Mid-week I happened to on my way home from a petroleum cleanup site in Houlton when she called me. Wife found a small private farm advertising the 5 week old Aussie Pups the Uncle Henrys. I was right near by and planned to meet her at the farm. While standing among two litters of baby Aussies one of them walk up behind us, tap me on the foot, and sat down at heel position. As if to say, 'Hey, Pick Me."
After waiting a few weeks for him to grow to 8 weeks by the 10th week we had started a puppy obedience training class. This went very well, thou the memorable moment was when we learned that he could be submissive and peed on the floor from fear of the training woman once. But from that we learned how to use the clicker training technique and his behavioral keys to understand how to maximize his potential.
Shortly afterward Wife took Watson for agility training classes. This mostly served to reinforce voice commands. When he was 3 and 4 years old Wife also found a woman in Stonington who had sheep and did herding instruction. That was expensive but worth it for the few extra voice commands he learned, such as 'out' 'in' and the hand commands to wave him left or right.
An incredibly loving dog Watson would lick the wax out of your ear then move over to your mouth if you'd let him. More than once he basically 'french kissed' me. So gross. Snuggling in bed was an exceptional skill.
Every day, rain or shine, 365 days a year he demanded high energy play. And we gave it to him just about as much as he needed and we could handle. During winter Wife and I would often switch half way through a session so that the other could warm up by the fire inside. Frisbee was his athletically preferred sport, following a close second with chasing an 10" rubber ball (Jolly Ball).
In short he was the best dog ever.
But it only took three weeks. He had developed a cough. We took him to the vet and found that his lympnodes were swollen but it might me a result of kennel cough. He was given some meds, that by Wednesday we knew were not working. Watson stopped eating. And running much. And was now sleeping out side for the whole night, alone.
I went back to the vet with W ('W' pronounced Dubya, short for Watson) and I was told that he had lymphoma. Cancer of the lymph system. This was not good.

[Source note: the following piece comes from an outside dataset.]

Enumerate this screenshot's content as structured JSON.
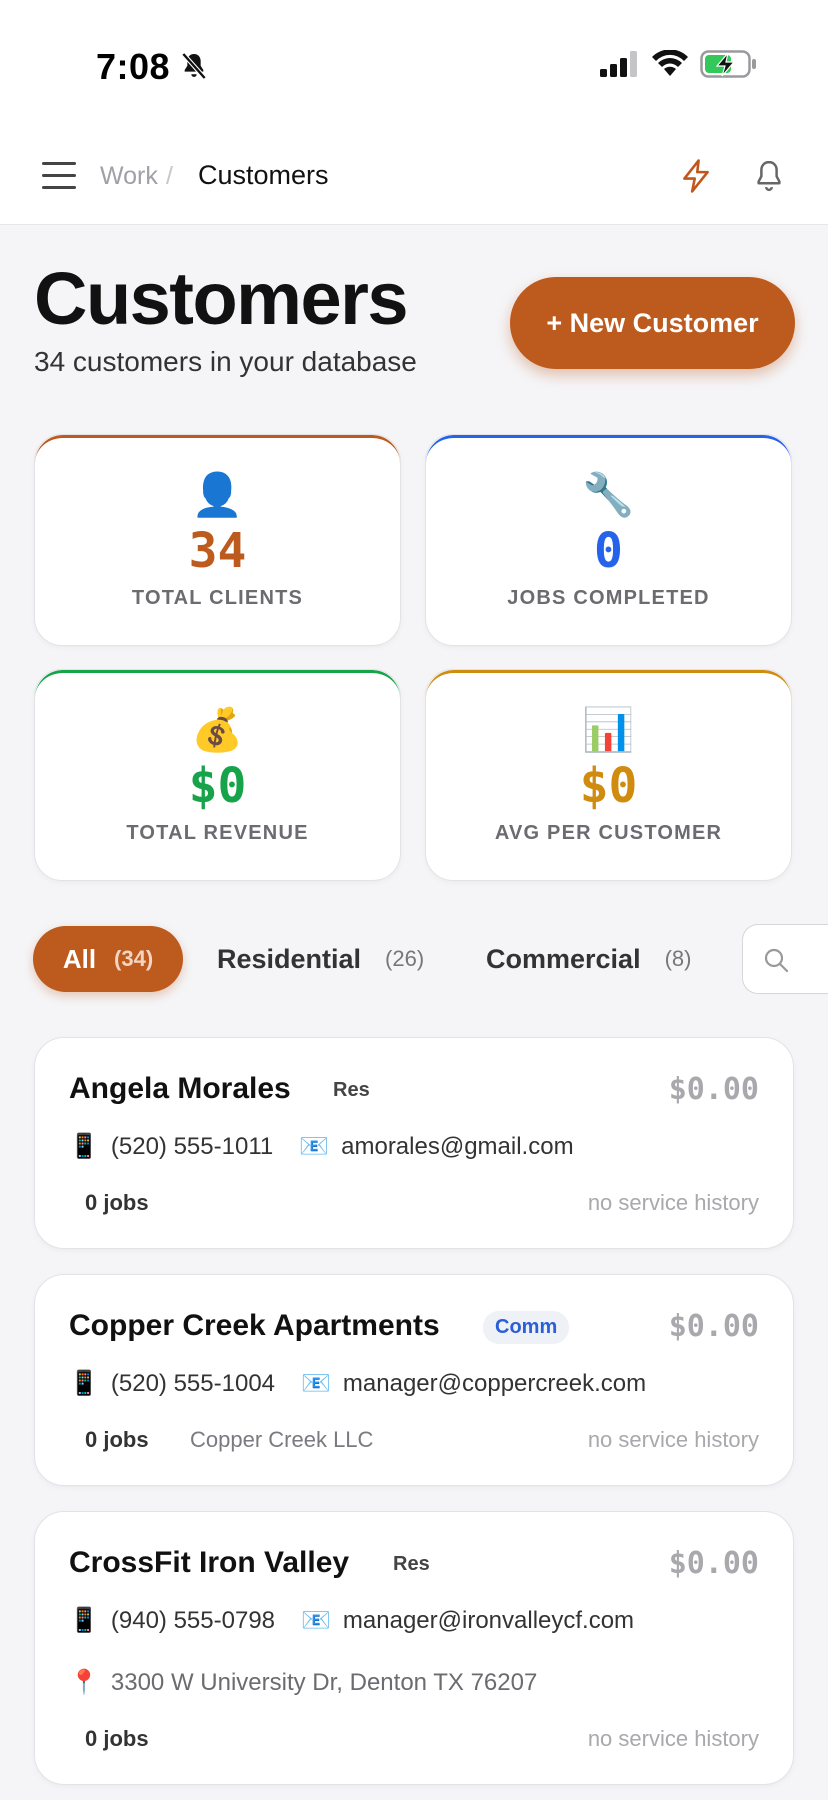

We got a referral to a vet in Portland and got the next available visit.
Tuesday 9:30. When I got in with the vet tech and started to give her some background on W, I totally started crying. BooHoo-n' even. I knew by now. I had a whole day to google the shit out of the topic. And by this morning his eye had tinted yellow. A sign of jaundice and an indication of cancer migration into his liver. The Portland vet said he was to Stage IV probably even V by this point. That indicated to me how aggressive the disease was. We, of course, talked about the chemo treatments but it just does not make sense to spend that kind of money (5-grand) only to extend our own emotional and physical agony. And he may only live for 6 months. No. That is not good for us or him.
I texted Wife, she was at work:
'Can you come home?''Why?''To say goodbye'.
I had scheduled for the vet to lay Watson down that afternoon. I had too, it was the only way. We went in at 1:50pm.
Holding Watson as he died, hearing and watching as he exhaled his last two spastic breaths was without a doubt the saddest day of my life and I feel a profound deep sadness for him.
We decided to have him cremated. The place that conducted it did an excellent job, and even included some clipping of his fur and a little certificate with his paw stamp.
I will miss Watson forever.
We got Watson, a Red Merle colored, Australian Shepard, in Old Town, Maine in May 2003.
He died of lymphoma on November 9, 2010.